Tatton teaser: Can you time the market?

Posted 15 December 2022

It’s certainly an interesting question. Traditionally, the answer would be no as spending time in the markets can help one avoid the costly mistakes of getting timing wrong.

But is it true that you cannot time the market? Well if you ask a technical analyst, someone that looks at charts seeking to identify repeating patterns on a price graph, you might get a different answer. Identifying the top of a market is notoriously difficult but what if you could get a sense that a market was in the process of forming a base or bottom that it could move higher from based on analysing trends?

Enter the Coppock Curve. First published in Barron’s Magazine in 1962, economist Edwin S. Coppock and founder of Trendex Research identified that the time humans take to process loss was between 11 and 14 months. Coppock reasoned that financial losses might also be mourned by investors in a similar fashion and he sought to identify long-term buying points following a market correction.

A true test of any potentially repeating patten or signal is how well it performs based on historic data. The Coppock Curve appears to have confirmed every major bull market since the late 1920s – but there were two false signals seen in 1941 and November 2001.

A Coppock buying signal is thought to occur when the indicator is below zero and turns upwards towards zero from a trough – it doesn’t seek to identifying selling signals, just a market bottom when a rally appears to be establishing itself. The signal would suggest investors hold their position when you cross zero and sell when the signal rolls over and starts turning down, although it’s been less successful at calling a market top. The signal is a trend following strategy based around averages. The more negative the starting point of the signal when it begins to move upwards, the more potential upside there’s meant to be. We note a few buying points on the chart below.

Using the Coppock Curve on the S&P 500, shown in blue on a log basis, today, we see the following signal emerge in orange. The Curve broke below zero in September and has stayed in negative territory since then.

The reading at the end of November indicates a level of -0.2, potentially suggesting current weakness is not over just yet based on the above. Even if markets rally from here, the Coppock Curve would only likely turn positive late Jan/Feb 2023 time – given it’s lagging average nature and historically an investor would normally miss the very early part of any rally but buy in when more established. A failure of any rally could see the signal move further negative, which would push out the buying signal to Q2 – 2023.

Based purely on the Coppock Curve, it is possible that a return to more bullish markets may take a bit longer than investors currently think. But then again, perhaps we shouldn’t try timing the markets after all.

Thank you Sam Leary for this note.

Subscribe to the Tatton Weekly Email

Get the latest news from Tatton HQ directly into your inbox every week. Packed with industry insights, our weekly mailing will keep you informed on the latest news from Tatton and beyond.

You can unsubscribe at any time by clicking the link in the footer of our emails. For information about our privacy practices, please click here.

We use Mailchimp as our marketing platform. By clicking below to subscribe, you acknowledge that your information will be transferred to Mailchimp for processing. Learn more about Mailchimp’s privacy practices here.

Important notice:

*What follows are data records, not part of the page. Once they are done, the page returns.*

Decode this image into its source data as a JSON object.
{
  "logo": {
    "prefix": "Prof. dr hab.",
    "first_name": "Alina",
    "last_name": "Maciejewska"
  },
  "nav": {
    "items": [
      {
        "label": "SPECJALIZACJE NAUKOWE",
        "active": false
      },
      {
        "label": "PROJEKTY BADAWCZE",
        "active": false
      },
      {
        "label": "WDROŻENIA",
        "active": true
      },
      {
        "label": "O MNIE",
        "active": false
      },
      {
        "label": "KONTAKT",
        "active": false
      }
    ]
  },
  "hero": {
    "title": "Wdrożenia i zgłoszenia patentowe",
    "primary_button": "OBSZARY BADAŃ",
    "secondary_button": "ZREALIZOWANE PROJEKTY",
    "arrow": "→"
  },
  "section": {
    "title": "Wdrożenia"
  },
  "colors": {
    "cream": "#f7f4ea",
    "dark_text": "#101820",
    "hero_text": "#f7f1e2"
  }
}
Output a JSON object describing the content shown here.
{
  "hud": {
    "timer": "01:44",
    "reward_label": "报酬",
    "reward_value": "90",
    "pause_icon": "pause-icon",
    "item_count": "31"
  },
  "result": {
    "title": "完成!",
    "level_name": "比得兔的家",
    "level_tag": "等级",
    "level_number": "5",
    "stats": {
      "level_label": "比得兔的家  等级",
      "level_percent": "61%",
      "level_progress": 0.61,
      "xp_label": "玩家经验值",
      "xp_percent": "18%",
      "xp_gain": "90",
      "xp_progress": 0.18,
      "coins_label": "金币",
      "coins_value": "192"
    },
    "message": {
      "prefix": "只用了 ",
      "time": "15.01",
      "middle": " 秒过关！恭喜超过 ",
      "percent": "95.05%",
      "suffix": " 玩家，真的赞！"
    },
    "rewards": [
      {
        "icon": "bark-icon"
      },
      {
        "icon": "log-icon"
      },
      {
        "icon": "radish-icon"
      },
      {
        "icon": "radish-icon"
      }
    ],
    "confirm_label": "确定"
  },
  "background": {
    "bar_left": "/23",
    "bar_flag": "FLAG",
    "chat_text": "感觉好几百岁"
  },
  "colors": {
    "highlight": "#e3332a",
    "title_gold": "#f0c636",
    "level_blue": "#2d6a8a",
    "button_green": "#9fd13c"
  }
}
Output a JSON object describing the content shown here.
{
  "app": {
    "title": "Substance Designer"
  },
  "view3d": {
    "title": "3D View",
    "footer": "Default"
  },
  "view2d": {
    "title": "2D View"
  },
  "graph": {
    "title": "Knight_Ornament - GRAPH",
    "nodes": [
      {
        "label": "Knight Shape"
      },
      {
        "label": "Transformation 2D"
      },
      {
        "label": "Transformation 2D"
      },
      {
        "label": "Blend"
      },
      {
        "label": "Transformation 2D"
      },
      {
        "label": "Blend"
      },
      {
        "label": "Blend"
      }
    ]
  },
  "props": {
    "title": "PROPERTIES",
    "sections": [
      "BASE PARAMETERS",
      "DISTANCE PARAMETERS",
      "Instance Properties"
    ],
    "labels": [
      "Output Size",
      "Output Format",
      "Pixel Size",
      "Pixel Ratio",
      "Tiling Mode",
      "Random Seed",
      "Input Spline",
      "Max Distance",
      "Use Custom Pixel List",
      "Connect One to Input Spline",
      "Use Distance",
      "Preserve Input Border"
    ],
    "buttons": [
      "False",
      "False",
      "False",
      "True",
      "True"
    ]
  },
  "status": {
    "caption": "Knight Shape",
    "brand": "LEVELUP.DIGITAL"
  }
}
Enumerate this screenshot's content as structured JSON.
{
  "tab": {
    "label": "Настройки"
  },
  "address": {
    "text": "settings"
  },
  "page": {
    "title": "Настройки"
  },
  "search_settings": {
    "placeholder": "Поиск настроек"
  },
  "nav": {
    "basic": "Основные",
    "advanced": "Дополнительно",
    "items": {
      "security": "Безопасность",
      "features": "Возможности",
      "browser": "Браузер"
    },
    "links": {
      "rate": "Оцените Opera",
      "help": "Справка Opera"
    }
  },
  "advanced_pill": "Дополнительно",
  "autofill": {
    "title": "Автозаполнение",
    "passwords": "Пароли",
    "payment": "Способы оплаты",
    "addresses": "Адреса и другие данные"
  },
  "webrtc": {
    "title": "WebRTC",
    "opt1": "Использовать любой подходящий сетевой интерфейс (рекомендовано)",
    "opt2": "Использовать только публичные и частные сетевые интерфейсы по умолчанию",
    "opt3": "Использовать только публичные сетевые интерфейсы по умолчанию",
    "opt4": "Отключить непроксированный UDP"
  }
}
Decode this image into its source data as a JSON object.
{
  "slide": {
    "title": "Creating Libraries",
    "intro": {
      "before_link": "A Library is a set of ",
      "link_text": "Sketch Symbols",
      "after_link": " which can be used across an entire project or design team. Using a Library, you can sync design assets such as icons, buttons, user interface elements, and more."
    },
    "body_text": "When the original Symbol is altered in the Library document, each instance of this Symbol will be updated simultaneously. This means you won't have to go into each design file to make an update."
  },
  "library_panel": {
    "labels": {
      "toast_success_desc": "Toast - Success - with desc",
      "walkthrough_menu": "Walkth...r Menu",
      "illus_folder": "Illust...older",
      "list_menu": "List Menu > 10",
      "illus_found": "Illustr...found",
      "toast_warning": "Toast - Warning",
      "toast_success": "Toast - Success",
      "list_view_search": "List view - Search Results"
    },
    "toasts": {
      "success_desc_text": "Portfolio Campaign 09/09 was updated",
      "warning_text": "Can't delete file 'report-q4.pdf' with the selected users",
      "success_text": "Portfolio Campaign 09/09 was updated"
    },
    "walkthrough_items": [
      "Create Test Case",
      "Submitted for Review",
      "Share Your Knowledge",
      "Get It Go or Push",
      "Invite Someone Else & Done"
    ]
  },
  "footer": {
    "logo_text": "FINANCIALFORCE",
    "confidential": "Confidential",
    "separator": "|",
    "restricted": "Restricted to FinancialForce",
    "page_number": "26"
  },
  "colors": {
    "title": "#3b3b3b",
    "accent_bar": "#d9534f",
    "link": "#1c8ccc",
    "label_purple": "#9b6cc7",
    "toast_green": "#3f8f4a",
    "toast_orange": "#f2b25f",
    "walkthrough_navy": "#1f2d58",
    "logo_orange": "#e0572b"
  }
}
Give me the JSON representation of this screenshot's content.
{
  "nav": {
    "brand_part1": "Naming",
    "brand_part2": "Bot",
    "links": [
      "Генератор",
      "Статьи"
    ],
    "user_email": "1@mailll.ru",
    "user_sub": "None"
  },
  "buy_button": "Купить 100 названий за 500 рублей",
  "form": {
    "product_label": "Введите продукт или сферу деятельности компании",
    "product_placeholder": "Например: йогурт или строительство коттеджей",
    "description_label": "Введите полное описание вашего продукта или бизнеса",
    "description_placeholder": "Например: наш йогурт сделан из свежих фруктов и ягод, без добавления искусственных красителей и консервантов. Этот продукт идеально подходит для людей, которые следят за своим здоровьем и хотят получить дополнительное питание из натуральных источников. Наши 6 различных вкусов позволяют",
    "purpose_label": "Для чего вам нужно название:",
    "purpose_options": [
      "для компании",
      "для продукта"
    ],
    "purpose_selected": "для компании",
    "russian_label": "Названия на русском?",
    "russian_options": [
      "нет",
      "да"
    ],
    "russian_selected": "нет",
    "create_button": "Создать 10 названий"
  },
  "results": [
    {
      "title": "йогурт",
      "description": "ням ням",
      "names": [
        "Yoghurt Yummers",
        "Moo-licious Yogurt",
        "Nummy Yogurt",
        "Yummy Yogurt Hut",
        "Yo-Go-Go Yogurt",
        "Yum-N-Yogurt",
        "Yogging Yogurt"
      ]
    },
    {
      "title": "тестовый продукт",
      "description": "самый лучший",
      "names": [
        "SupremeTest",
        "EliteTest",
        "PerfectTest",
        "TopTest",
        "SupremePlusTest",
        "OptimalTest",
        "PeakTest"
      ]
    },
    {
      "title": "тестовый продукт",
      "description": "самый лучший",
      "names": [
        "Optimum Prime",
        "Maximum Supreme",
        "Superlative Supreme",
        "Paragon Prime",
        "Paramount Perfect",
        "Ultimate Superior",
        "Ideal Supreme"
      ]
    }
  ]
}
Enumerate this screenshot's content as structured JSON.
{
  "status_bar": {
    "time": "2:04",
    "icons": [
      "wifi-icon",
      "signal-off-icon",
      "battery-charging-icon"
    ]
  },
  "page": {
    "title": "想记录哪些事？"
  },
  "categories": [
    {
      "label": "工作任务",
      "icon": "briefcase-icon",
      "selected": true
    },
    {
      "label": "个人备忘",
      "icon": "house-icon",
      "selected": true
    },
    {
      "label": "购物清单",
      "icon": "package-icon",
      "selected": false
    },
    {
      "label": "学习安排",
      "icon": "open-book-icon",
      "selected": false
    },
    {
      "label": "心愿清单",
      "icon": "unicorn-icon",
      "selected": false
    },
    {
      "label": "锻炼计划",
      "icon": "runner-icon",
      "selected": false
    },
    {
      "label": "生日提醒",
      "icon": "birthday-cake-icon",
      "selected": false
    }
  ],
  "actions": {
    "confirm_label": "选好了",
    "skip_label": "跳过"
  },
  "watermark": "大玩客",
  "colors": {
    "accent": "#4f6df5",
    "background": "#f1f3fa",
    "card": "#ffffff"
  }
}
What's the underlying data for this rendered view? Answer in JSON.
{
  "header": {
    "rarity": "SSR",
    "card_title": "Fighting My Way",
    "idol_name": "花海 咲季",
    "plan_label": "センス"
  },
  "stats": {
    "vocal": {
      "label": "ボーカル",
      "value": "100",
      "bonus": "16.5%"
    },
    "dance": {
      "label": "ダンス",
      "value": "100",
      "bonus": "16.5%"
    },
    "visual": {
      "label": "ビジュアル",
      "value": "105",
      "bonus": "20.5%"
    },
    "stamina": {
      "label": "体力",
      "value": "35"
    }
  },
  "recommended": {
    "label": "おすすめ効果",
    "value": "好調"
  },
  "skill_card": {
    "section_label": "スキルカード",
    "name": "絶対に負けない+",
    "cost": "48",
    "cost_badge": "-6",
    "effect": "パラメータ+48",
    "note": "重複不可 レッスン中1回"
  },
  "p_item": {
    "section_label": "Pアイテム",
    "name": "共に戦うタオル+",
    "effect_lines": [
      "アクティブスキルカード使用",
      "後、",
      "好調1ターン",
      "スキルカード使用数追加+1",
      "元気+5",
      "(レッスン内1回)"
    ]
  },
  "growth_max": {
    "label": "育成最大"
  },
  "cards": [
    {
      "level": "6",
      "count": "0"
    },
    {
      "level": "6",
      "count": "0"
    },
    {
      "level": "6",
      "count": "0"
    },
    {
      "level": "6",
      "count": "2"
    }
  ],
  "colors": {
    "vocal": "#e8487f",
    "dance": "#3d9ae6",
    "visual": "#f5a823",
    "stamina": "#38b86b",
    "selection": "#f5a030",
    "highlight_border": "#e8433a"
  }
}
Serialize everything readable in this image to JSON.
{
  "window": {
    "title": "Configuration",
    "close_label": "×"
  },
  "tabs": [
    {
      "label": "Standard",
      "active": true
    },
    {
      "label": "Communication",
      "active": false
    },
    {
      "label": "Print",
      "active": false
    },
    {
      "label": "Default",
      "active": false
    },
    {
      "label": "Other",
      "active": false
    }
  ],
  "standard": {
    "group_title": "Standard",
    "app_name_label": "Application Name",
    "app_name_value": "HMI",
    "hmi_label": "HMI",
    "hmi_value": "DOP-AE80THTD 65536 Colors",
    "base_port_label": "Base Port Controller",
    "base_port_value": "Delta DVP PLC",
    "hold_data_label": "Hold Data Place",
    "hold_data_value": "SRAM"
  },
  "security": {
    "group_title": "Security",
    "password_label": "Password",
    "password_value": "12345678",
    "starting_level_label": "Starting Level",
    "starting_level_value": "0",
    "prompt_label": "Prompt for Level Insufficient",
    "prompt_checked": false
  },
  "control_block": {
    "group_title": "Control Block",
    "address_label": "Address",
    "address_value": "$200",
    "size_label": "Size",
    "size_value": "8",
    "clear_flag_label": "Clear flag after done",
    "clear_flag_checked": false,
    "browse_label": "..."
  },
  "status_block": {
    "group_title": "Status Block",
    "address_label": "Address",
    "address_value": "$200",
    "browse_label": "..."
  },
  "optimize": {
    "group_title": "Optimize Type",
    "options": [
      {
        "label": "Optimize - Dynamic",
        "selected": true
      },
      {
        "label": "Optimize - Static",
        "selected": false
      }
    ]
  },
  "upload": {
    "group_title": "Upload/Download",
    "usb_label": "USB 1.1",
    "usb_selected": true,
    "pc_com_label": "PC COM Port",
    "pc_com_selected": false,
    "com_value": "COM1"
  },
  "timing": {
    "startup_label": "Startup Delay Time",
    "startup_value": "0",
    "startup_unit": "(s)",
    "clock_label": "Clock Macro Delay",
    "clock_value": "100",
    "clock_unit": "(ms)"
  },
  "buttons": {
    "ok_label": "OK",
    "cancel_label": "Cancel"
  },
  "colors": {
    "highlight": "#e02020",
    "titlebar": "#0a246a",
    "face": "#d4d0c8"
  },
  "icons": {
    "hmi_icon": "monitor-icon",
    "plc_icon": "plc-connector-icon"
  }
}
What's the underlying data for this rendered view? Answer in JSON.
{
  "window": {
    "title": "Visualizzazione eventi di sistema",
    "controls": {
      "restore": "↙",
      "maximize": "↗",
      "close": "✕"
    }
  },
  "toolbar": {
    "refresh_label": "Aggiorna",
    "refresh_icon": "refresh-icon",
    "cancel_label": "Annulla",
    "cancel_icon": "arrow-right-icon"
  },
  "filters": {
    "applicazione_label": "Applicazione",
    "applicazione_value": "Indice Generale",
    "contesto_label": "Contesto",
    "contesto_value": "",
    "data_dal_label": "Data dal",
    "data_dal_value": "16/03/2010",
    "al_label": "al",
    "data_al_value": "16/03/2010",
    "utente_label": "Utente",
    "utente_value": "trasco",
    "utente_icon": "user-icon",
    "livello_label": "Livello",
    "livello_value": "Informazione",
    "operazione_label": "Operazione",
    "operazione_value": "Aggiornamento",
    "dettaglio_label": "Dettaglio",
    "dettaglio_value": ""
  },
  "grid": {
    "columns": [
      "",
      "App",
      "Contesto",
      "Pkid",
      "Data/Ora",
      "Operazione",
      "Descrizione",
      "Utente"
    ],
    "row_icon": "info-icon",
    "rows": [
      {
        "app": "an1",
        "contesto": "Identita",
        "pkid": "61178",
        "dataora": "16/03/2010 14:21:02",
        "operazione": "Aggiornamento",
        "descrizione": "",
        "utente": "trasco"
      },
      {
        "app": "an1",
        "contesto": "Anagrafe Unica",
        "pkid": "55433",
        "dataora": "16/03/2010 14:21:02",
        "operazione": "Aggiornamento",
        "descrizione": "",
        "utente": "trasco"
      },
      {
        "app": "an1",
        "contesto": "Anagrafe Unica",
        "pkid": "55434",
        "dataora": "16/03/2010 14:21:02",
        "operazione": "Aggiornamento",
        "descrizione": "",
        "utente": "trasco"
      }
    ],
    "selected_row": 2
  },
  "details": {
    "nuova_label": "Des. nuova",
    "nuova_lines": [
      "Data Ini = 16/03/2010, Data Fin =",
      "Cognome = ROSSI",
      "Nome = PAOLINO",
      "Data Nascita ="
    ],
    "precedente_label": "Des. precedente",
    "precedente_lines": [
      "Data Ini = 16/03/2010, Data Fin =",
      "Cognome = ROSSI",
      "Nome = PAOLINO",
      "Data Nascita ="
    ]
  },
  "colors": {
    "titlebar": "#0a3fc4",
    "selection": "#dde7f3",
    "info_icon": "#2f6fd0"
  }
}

The Tatton Weekly is provided for information purposes only and compiled from sources believed to be correct but cannot be guaranteed.  It should not be construed as an offer, or a solicitation of an offer, to buy or sell an investment or any related financial instruments. Any opinions, forecasts or estimates constitute a judgement as at the date of publication and do not necessarily reflect the views held throughout Tatton Investment Management Limited (Tatton). The Tatton Weekly has not been prepared in accordance with legal requirements designed to promote independent investment research. Retail investors should seek their own financial, tax, legal and regulatory advice regarding the appropriateness or otherwise of investing in any investment strategies and should understand that past performance is not a guide to future performance and the value of any investments may fall as well as rise and you may get back less than you invested.

Any reader of the Tatton Weekly should not use it as a guide or form the basis of a decision relating to the specific investment objectives, financial circumstances or particular needs of any recipient and it should not be regarded as a substitute for the exercise of investors' own judgement or the recommendations of a professional financial adviser. The data used in producing the Tatton Weekly is for your personal use and must not be reproduced or shared.

Please select all the ways you would like to hear from Tatton Investment Management: